▸ **WHAT THE EXERCISE ASKS**: Your job is to copy every record exactly.

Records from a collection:
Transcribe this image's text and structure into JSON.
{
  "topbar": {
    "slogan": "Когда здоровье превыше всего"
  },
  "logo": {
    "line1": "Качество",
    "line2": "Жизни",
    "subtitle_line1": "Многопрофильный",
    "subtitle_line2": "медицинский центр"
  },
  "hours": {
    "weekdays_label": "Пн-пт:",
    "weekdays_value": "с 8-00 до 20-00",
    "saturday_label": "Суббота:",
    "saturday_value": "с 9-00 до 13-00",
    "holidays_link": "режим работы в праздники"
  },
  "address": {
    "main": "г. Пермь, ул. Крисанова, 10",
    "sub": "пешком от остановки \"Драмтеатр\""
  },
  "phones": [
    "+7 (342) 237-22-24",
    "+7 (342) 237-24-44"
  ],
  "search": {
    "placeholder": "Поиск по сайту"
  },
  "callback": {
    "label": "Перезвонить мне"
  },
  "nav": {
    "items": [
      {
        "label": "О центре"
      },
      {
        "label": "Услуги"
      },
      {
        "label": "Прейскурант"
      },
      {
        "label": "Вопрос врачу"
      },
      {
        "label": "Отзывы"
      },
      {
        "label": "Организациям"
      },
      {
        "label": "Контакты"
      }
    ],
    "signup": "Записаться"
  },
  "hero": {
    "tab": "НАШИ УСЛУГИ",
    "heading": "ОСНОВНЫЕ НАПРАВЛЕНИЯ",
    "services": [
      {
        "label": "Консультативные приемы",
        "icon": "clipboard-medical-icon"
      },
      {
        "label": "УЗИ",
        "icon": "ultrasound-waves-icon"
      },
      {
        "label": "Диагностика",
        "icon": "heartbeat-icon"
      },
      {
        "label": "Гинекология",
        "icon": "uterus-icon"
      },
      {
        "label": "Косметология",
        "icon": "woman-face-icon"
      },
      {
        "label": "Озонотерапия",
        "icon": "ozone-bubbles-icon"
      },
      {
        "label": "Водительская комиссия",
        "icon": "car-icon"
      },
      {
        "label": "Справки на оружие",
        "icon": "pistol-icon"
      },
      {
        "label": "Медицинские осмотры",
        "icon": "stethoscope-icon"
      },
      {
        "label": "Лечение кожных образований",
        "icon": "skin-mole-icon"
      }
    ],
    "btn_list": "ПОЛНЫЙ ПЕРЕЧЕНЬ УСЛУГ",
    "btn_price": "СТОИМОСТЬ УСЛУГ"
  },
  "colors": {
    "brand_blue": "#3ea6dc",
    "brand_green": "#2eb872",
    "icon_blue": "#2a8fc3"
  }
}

▸ **WRITTEN RESPONSE**:
Transcribe this image's text and structure into JSON.
{
  "topbar": {
    "slogan": "Когда здоровье превыше всего"
  },
  "logo": {
    "line1": "Качество",
    "line2": "Жизни",
    "subtitle_line1": "Многопрофильный",
    "subtitle_line2": "медицинский центр"
  },
  "hours": {
    "weekdays_label": "Пн-пт:",
    "weekdays_value": "с 8-00 до 20-00",
    "saturday_label": "Суббота:",
    "saturday_value": "с 9-00 до 13-00",
    "holidays_link": "режим работы в праздники"
  },
  "address": {
    "main": "г. Пермь, ул. Крисанова, 10",
    "sub": "пешком от остановки \"Драмтеатр\""
  },
  "phones": [
    "+7 (342) 237-22-24",
    "+7 (342) 237-24-44"
  ],
  "search": {
    "placeholder": "Поиск по сайту"
  },
  "callback": {
    "label": "Перезвонить мне"
  },
  "nav": {
    "items": [
      {
        "label": "О центре"
      },
      {
        "label": "Услуги"
      },
      {
        "label": "Прейскурант"
      },
      {
        "label": "Вопрос врачу"
      },
      {
        "label": "Отзывы"
      },
      {
        "label": "Организациям"
      },
      {
        "label": "Контакты"
      }
    ],
    "signup": "Записаться"
  },
  "hero": {
    "tab": "НАШИ УСЛУГИ",
    "heading": "ОСНОВНЫЕ НАПРАВЛЕНИЯ",
    "services": [
      {
        "label": "Консультативные приемы",
        "icon": "clipboard-medical-icon"
      },
      {
        "label": "УЗИ",
        "icon": "ultrasound-waves-icon"
      },
      {
        "label": "Диагностика",
        "icon": "heartbeat-icon"
      },
      {
        "label": "Гинекология",
        "icon": "uterus-icon"
      },
      {
        "label": "Косметология",
        "icon": "woman-face-icon"
      },
      {
        "label": "Озонотерапия",
        "icon": "ozone-bubbles-icon"
      },
      {
        "label": "Водительская комиссия",
        "icon": "car-icon"
      },
      {
        "label": "Справки на оружие",
        "icon": "pistol-icon"
      },
      {
        "label": "Медицинские осмотры",
        "icon": "stethoscope-icon"
      },
      {
        "label": "Лечение кожных образований",
        "icon": "skin-mole-icon"
      }
    ],
    "btn_list": "ПОЛНЫЙ ПЕРЕЧЕНЬ УСЛУГ",
    "btn_price": "СТОИМОСТЬ УСЛУГ"
  },
  "colors": {
    "brand_blue": "#3ea6dc",
    "brand_green": "#2eb872",
    "icon_blue": "#2a8fc3"
  }
}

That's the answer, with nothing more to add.